"The major American innovation in the congregation is to turn it into a consumer enterprise. Americans have developed a culture of acquisition, an economy that is dependent on wanting and requiring more. We have a huge advertising industry designed to stir up appetites we didn't even know we had. We are insatiable. It didn't take long for some of our colleagues to develop consumer congregations. If we have a nation of consumers, obviously the quickest and most effective way to get them into our churches is to identify what they want and offer it to them. Satisfy their fantasies, promise them the moon, recast the gospel into consumer terms—entertainment, satisfaction, excitement and adventure, problem-solving, whatever. We are the world's champion consumers, so why shouldn't we have state-of-the-art consumer churches?

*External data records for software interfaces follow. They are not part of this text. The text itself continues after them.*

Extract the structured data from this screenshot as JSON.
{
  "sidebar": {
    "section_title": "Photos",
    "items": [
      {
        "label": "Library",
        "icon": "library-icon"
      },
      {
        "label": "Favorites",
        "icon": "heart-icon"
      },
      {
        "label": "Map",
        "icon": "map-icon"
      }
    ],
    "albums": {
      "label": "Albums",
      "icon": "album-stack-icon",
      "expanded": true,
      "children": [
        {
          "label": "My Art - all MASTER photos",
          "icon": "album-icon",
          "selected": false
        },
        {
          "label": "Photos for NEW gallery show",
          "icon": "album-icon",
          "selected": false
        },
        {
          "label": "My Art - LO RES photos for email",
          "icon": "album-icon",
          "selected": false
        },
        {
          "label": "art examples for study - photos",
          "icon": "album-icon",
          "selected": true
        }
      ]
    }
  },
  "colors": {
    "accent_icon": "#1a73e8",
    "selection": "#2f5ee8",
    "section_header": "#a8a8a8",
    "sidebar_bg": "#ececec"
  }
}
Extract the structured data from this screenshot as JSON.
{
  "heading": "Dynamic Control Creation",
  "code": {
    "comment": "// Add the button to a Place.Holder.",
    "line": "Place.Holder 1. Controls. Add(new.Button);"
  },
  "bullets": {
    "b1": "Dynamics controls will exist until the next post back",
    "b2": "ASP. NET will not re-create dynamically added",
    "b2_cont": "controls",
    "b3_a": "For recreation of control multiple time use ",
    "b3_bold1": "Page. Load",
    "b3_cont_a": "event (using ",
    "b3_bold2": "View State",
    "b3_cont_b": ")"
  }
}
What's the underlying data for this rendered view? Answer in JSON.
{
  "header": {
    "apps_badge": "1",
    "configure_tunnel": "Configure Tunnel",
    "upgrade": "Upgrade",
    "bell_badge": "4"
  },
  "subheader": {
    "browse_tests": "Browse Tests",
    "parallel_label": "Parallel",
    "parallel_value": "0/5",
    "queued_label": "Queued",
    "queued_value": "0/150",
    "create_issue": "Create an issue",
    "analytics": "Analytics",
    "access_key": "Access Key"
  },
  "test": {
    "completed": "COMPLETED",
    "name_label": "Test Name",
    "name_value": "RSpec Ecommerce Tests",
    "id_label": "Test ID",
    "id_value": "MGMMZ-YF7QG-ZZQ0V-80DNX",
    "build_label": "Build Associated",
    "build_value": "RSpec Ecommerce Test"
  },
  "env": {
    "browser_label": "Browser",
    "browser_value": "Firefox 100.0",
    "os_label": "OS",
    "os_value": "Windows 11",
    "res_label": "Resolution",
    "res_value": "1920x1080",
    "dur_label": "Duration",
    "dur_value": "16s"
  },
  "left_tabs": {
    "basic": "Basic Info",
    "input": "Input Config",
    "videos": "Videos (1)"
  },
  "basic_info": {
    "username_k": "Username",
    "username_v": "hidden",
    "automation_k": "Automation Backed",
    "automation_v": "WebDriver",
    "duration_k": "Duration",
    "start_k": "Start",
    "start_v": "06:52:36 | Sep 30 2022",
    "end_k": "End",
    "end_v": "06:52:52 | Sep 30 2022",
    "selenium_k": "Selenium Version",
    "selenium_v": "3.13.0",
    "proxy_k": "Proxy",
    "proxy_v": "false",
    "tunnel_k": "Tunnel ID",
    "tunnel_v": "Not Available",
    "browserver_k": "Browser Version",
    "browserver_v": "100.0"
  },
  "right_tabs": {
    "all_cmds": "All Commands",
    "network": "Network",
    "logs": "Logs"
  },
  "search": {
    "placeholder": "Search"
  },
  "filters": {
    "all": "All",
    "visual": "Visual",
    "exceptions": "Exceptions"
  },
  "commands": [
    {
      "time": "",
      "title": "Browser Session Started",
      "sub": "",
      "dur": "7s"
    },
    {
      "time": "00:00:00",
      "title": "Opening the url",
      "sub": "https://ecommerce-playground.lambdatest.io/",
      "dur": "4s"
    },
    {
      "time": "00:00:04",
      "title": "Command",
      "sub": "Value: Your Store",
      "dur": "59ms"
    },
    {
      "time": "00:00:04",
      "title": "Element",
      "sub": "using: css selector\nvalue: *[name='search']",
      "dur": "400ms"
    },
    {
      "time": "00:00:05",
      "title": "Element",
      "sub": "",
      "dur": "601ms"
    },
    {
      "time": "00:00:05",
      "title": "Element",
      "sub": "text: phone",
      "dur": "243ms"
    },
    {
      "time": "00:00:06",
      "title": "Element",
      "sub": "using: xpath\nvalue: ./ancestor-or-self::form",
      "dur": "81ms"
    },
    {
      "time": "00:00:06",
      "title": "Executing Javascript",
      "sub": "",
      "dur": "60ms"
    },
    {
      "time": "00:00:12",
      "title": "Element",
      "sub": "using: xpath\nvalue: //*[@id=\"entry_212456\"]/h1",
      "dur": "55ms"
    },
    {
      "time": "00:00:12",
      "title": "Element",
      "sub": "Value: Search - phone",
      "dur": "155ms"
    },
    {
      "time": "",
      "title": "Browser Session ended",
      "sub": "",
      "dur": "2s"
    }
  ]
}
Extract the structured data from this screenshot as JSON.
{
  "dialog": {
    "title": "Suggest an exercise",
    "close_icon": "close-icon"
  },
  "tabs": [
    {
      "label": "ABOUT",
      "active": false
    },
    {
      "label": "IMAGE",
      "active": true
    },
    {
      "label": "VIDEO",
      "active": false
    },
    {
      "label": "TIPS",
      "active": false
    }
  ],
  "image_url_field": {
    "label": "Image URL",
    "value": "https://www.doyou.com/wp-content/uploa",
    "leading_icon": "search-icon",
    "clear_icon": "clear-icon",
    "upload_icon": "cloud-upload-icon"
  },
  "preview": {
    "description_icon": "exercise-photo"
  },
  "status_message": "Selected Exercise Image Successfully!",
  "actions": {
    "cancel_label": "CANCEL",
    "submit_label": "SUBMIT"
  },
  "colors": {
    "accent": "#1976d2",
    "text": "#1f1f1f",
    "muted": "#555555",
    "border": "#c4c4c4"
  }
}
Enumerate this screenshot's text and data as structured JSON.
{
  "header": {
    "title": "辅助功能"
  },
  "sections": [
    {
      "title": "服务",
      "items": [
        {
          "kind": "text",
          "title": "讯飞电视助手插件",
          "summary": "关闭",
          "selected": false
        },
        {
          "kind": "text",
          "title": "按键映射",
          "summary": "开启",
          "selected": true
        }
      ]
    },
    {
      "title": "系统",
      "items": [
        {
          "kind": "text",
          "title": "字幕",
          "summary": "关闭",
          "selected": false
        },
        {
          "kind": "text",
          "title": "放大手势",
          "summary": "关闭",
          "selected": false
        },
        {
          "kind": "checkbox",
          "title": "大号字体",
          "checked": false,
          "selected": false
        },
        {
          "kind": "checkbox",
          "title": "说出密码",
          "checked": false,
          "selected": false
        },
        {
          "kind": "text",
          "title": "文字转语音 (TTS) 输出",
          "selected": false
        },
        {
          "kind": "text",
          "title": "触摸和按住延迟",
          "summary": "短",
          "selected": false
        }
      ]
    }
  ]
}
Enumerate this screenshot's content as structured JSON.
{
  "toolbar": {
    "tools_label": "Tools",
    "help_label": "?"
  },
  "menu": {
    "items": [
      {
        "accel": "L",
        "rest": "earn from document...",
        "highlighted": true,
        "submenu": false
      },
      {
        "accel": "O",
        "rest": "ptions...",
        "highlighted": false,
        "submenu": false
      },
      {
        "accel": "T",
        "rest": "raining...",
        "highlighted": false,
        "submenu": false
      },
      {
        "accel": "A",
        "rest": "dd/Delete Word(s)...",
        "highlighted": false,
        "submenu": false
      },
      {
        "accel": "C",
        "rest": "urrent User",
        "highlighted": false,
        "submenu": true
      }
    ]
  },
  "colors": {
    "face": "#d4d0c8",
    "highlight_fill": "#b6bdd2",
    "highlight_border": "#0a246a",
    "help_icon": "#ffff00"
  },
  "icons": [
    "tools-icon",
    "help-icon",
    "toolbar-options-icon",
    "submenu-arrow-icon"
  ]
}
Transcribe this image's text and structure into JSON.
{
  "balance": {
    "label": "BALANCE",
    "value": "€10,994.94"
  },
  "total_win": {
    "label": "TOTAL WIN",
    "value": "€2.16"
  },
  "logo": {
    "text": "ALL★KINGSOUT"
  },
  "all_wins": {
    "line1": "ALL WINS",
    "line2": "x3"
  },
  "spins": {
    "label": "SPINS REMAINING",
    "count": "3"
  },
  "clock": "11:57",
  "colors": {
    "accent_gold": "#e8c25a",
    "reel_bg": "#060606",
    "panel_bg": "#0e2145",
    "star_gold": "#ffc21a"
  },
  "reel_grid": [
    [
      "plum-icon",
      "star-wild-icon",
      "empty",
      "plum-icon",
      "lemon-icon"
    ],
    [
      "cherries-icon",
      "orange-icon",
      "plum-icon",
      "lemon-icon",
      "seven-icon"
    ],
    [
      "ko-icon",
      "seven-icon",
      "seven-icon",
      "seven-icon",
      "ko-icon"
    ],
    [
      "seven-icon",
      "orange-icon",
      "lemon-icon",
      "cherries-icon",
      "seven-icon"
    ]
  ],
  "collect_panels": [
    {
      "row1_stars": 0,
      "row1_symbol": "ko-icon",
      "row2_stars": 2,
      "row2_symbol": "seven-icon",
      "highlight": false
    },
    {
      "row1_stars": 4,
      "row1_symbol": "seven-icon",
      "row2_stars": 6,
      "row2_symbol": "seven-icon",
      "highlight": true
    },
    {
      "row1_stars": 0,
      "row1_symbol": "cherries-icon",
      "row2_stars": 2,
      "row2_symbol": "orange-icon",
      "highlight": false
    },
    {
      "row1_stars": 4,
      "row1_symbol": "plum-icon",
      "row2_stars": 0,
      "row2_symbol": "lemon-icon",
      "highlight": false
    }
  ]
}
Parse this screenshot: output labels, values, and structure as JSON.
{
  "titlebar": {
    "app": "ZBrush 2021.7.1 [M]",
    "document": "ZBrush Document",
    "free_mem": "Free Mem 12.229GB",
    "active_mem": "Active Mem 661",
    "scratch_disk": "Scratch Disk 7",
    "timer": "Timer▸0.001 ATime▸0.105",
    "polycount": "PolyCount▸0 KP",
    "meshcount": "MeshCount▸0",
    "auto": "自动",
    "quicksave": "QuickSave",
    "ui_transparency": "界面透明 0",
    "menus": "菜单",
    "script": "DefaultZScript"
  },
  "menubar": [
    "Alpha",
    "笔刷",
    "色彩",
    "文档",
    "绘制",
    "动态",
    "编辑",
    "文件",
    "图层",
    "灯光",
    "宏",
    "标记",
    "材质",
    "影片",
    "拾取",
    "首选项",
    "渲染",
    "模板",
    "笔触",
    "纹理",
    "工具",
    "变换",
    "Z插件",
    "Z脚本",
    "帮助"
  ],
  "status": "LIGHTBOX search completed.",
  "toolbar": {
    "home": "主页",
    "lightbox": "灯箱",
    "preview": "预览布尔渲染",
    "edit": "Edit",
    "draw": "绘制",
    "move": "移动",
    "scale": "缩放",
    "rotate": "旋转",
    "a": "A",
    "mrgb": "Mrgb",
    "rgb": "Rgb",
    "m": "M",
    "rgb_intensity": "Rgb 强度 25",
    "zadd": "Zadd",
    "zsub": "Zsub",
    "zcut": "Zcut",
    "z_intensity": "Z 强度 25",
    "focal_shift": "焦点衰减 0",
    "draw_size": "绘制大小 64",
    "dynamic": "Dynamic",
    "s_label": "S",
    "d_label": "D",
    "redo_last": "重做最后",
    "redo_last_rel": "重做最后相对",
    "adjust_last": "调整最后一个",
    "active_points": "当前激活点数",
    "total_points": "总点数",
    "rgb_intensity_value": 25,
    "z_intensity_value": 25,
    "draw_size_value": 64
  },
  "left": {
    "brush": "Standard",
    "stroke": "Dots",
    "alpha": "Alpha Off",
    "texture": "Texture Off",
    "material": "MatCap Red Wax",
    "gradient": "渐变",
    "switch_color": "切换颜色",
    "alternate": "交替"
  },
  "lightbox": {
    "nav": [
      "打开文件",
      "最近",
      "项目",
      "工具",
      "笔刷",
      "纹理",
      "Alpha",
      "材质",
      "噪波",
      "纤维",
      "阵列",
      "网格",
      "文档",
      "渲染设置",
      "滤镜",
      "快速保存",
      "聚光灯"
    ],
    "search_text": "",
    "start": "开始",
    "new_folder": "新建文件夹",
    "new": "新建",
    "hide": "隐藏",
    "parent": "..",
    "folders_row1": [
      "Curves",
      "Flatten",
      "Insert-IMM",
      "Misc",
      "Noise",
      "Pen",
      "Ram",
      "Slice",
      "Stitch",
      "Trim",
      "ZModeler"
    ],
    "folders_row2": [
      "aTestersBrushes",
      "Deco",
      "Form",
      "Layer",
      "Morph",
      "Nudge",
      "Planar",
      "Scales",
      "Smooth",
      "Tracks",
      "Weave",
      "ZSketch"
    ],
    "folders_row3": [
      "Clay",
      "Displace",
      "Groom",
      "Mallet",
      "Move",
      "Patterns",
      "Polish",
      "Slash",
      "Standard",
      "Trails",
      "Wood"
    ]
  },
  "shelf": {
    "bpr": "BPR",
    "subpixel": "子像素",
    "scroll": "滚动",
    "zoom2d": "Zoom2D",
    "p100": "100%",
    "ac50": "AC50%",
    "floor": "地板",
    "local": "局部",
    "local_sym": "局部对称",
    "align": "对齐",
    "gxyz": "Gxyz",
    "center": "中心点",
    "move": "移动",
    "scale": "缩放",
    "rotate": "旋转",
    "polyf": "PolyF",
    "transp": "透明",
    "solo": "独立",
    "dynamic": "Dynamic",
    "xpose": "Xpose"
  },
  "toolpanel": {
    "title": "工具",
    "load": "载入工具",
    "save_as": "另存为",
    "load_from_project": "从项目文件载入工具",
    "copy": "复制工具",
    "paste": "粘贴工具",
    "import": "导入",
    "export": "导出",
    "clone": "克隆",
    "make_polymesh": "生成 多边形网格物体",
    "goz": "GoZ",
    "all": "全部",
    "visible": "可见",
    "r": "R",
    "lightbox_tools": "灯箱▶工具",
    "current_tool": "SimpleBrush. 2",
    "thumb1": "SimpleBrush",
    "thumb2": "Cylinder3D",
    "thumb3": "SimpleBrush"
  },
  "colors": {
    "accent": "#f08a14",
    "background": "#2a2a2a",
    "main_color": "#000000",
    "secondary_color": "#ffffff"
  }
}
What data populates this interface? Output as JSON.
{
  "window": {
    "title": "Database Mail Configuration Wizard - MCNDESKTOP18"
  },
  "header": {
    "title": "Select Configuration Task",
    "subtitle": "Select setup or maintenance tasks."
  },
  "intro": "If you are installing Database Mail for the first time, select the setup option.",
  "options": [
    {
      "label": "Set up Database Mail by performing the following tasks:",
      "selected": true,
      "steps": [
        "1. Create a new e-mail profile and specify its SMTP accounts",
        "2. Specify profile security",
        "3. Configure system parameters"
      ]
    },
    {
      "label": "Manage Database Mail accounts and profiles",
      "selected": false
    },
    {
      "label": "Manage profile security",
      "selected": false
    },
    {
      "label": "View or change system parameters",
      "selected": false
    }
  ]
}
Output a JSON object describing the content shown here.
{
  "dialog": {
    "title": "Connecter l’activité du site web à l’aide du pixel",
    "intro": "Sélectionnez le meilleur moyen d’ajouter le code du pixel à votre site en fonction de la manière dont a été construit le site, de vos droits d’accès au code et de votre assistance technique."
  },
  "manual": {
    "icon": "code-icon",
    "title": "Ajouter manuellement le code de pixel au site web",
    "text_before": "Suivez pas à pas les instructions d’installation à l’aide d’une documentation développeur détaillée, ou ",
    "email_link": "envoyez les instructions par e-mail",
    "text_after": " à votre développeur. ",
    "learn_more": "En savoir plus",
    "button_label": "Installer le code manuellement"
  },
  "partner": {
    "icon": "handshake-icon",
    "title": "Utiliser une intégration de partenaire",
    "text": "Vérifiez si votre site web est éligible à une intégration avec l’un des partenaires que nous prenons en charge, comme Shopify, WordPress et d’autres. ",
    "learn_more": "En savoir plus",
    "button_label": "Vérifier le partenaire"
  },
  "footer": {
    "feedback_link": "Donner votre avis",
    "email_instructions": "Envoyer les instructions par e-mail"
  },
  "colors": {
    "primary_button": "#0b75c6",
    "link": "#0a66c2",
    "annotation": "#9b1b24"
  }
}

Given the conditions prevailing in our culture, we have the best and most effective way ever devised for gathering large and prosperous congregations. Americans lead the world in showing how to do it. There's only one thing wrong. This is not the way that God brings us into conformity with the life of Christ. This is not the way that we become less and Jesus becomes more. This is not the way in which our lives become available to others in justice and service. The cultivation of consumer spirituality is the antithesis of a sacrificial, "denying yourself" congregation. A consumer church is an anti-Christ church. It's doing the right thing—gathering a congregation—but doing it in the wrong way. This is not the way to develop a contemplative life, a life in which the Jesus way and the Jesus truth are congruent."